This is an age of gender fluidity, when many are embarrassed to be caught occupying one of the two traditional gender identities year after year, as if no progress at all has been made on the gender frontier. Not Evelyn Waugh, however. The great British writer lived 63 years as a man, and if he is still paying attention, he undoubtedly has noticed that Time magazine listed him last week as the 97th most-read female writer on campus today.
Though nobody knows why Waugh did it, it’s fair to say that changing one’s sexual identity 50 years after one’s death is still considered unusual. A few wags have suggested that Waugh headed for the female list of all-time writers out of cowardice: he feared he wouldn’t make the top 100 if he had to face big-time male writers like Shakespeare and George Eliot.
That would have been unworthy. Still, we all know that Time rarely makes things up, so there must have been some indication that Waugh was ready for a change, even after so many quiet, basically decision-free years. For evidence, Time likely looked to Waugh’s autobiography, which reveals him/her fretting that people took Evelyn as a girl’s name. Didn’t Freud teach us that things often mean their opposite? So it fair to deduce, as Time’s editors obviously did, that fretting=yearning.
Also, Waugh tellingly had a long romance with a woman named Evelyn. This was no coincidence but a clear indication (how did we miss it?) that he/she identified so immensely with the girly name and considered marriage as a way of possessing even more of it, until internal conflict forced him to put off the big gender decision until the quieter time after death.
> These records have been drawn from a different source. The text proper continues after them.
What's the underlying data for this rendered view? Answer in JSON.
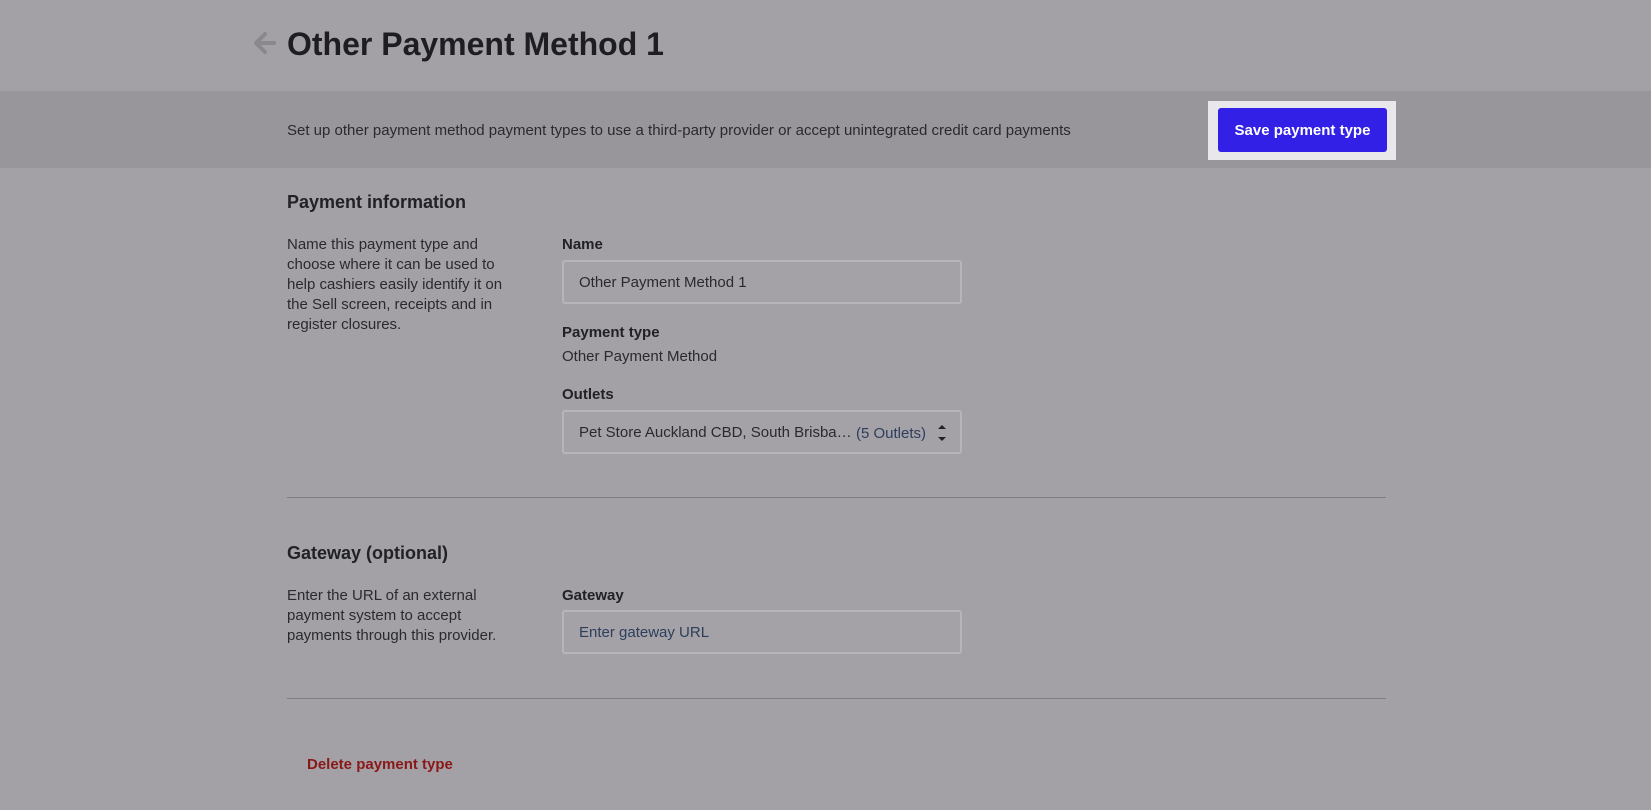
{
  "header": {
    "title": "Other Payment Method 1",
    "back_icon": "arrow-left-icon"
  },
  "banner": {
    "text": "Set up other payment method payment types to use a third-party provider or accept unintegrated credit card payments",
    "save_label": "Save payment type"
  },
  "payment_info": {
    "title": "Payment information",
    "description": "Name this payment type and choose where it can be used to help cashiers easily identify it on the Sell screen, receipts and in register closures.",
    "name_label": "Name",
    "name_value": "Other Payment Method 1",
    "type_label": "Payment type",
    "type_value": "Other Payment Method",
    "outlets_label": "Outlets",
    "outlets_value": "Pet Store Auckland CBD, South Brisbane, Pet Store Wellington, Pet Store Sydney, Pet Store Melbourne",
    "outlets_count": "(5 Outlets)",
    "outlets_icon": "chevron-up-down-icon"
  },
  "gateway": {
    "title": "Gateway (optional)",
    "description": "Enter the URL of an external payment system to accept payments through this provider.",
    "label": "Gateway",
    "value": "",
    "placeholder": "Enter gateway URL"
  },
  "actions": {
    "delete_label": "Delete payment type"
  },
  "colors": {
    "page_background": "#a3a1a6",
    "banner_background": "#98969b",
    "primary_button": "#3320e6",
    "danger_text": "#8a1818"
  }
}
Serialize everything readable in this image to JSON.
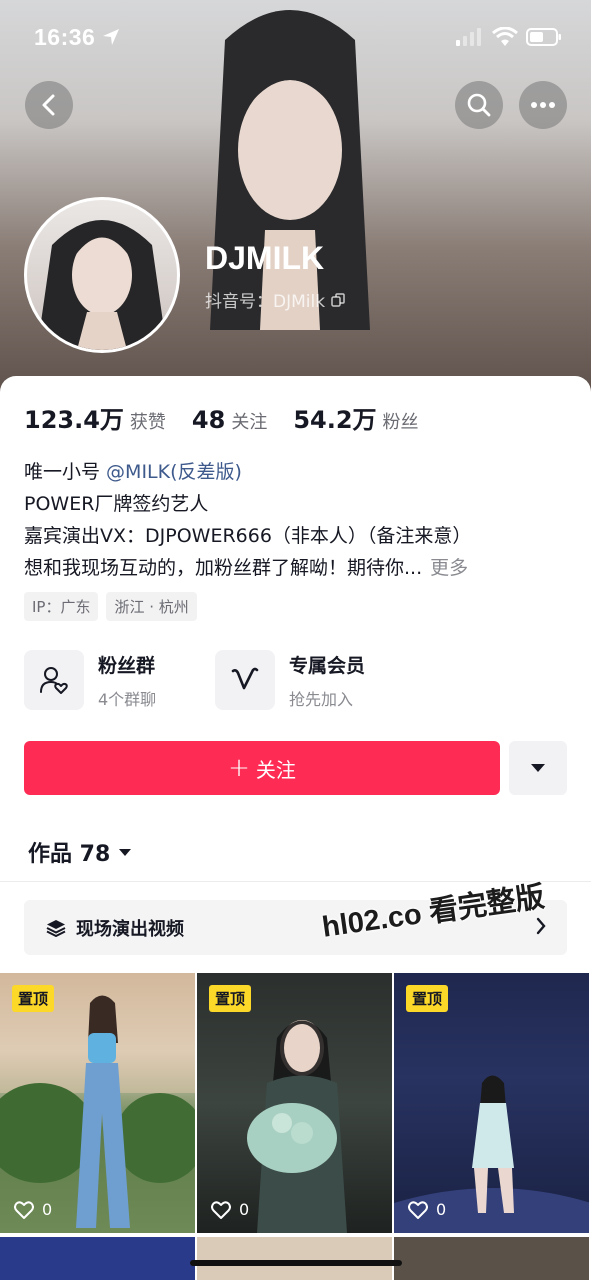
{
  "status_bar": {
    "time": "16:36"
  },
  "header": {
    "username": "DJMILK",
    "douyin_id": "抖音号：DJMilk"
  },
  "stats": [
    {
      "num": "123.4万",
      "label": "获赞"
    },
    {
      "num": "48",
      "label": "关注"
    },
    {
      "num": "54.2万",
      "label": "粉丝"
    }
  ],
  "bio": {
    "line1_prefix": "唯一小号 ",
    "line1_mention": "@MILK(反差版)",
    "line2": "POWER厂牌签约艺人",
    "line3": "嘉宾演出VX：DJPOWER666（非本人）（备注来意）",
    "line4": "想和我现场互动的，加粉丝群了解呦！期待你...",
    "more": "更多"
  },
  "tags": [
    "IP：广东",
    "浙江 · 杭州"
  ],
  "features": [
    {
      "title": "粉丝群",
      "subtitle": "4个群聊",
      "icon": "fan-group-icon"
    },
    {
      "title": "专属会员",
      "subtitle": "抢先加入",
      "icon": "membership-v-icon"
    }
  ],
  "follow_button": {
    "plus": "+",
    "label": "关注"
  },
  "works_tab": {
    "label": "作品 78"
  },
  "collection": {
    "label": "现场演出视频"
  },
  "watermark": "hl02.co 看完整版",
  "videos": [
    {
      "pin": "置顶",
      "likes": "0"
    },
    {
      "pin": "置顶",
      "likes": "0"
    },
    {
      "pin": "置顶",
      "likes": "0"
    }
  ],
  "colors": {
    "accent": "#fe2c55",
    "pin_badge": "#fcd829",
    "mention": "#3e5a8c"
  }
}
Besides, the writer’ full name was Arthur Evelyn Waugh, so if he wasn’t committed to a long and exhausting 116-year march toward a fresh gender identity, as now seems likely, why didn’t he just call himself Artie Waugh? No, Time magazine is right. Waugh wanted change and sought it boldly, though perhaps a bit slowly.